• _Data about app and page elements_
<<<<

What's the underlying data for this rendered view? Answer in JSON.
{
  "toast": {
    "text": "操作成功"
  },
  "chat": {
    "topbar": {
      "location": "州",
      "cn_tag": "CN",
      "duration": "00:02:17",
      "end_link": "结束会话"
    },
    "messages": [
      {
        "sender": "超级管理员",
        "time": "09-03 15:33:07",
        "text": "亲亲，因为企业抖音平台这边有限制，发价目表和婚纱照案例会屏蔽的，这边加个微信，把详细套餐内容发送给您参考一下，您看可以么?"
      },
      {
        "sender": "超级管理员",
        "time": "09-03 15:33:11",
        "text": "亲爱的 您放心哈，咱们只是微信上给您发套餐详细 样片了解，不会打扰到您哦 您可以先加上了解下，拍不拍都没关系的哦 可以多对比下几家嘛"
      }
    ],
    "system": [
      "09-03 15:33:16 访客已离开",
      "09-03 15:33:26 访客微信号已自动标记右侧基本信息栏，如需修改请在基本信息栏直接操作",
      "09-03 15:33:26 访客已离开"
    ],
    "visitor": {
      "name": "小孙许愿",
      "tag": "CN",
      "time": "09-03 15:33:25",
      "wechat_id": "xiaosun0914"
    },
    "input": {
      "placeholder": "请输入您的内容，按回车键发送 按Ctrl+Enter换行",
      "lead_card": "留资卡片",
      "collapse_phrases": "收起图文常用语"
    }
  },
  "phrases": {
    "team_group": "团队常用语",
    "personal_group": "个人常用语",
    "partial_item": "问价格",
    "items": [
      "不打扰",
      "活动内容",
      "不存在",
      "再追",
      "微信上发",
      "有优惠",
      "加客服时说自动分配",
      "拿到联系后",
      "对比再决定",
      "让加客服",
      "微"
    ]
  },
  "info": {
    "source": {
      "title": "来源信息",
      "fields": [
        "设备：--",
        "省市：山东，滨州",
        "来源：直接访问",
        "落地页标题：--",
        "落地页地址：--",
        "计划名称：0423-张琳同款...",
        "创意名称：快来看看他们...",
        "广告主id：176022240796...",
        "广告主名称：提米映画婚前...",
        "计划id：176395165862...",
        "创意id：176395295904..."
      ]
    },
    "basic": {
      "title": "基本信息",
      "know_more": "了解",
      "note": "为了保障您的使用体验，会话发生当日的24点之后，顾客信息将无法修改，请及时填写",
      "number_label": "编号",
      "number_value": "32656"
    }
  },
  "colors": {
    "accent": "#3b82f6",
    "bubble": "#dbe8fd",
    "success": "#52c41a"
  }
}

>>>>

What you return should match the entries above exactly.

• _Response_
What's the underlying data for this rendered view? Answer in JSON.
{
  "toast": {
    "text": "操作成功"
  },
  "chat": {
    "topbar": {
      "location": "州",
      "cn_tag": "CN",
      "duration": "00:02:17",
      "end_link": "结束会话"
    },
    "messages": [
      {
        "sender": "超级管理员",
        "time": "09-03 15:33:07",
        "text": "亲亲，因为企业抖音平台这边有限制，发价目表和婚纱照案例会屏蔽的，这边加个微信，把详细套餐内容发送给您参考一下，您看可以么?"
      },
      {
        "sender": "超级管理员",
        "time": "09-03 15:33:11",
        "text": "亲爱的 您放心哈，咱们只是微信上给您发套餐详细 样片了解，不会打扰到您哦 您可以先加上了解下，拍不拍都没关系的哦 可以多对比下几家嘛"
      }
    ],
    "system": [
      "09-03 15:33:16 访客已离开",
      "09-03 15:33:26 访客微信号已自动标记右侧基本信息栏，如需修改请在基本信息栏直接操作",
      "09-03 15:33:26 访客已离开"
    ],
    "visitor": {
      "name": "小孙许愿",
      "tag": "CN",
      "time": "09-03 15:33:25",
      "wechat_id": "xiaosun0914"
    },
    "input": {
      "placeholder": "请输入您的内容，按回车键发送 按Ctrl+Enter换行",
      "lead_card": "留资卡片",
      "collapse_phrases": "收起图文常用语"
    }
  },
  "phrases": {
    "team_group": "团队常用语",
    "personal_group": "个人常用语",
    "partial_item": "问价格",
    "items": [
      "不打扰",
      "活动内容",
      "不存在",
      "再追",
      "微信上发",
      "有优惠",
      "加客服时说自动分配",
      "拿到联系后",
      "对比再决定",
      "让加客服",
      "微"
    ]
  },
  "info": {
    "source": {
      "title": "来源信息",
      "fields": [
        "设备：--",
        "省市：山东，滨州",
        "来源：直接访问",
        "落地页标题：--",
        "落地页地址：--",
        "计划名称：0423-张琳同款...",
        "创意名称：快来看看他们...",
        "广告主id：176022240796...",
        "广告主名称：提米映画婚前...",
        "计划id：176395165862...",
        "创意id：176395295904..."
      ]
    },
    "basic": {
      "title": "基本信息",
      "know_more": "了解",
      "note": "为了保障您的使用体验，会话发生当日的24点之后，顾客信息将无法修改，请及时填写",
      "number_label": "编号",
      "number_value": "32656"
    }
  },
  "colors": {
    "accent": "#3b82f6",
    "bubble": "#dbe8fd",
    "success": "#52c41a"
  }
}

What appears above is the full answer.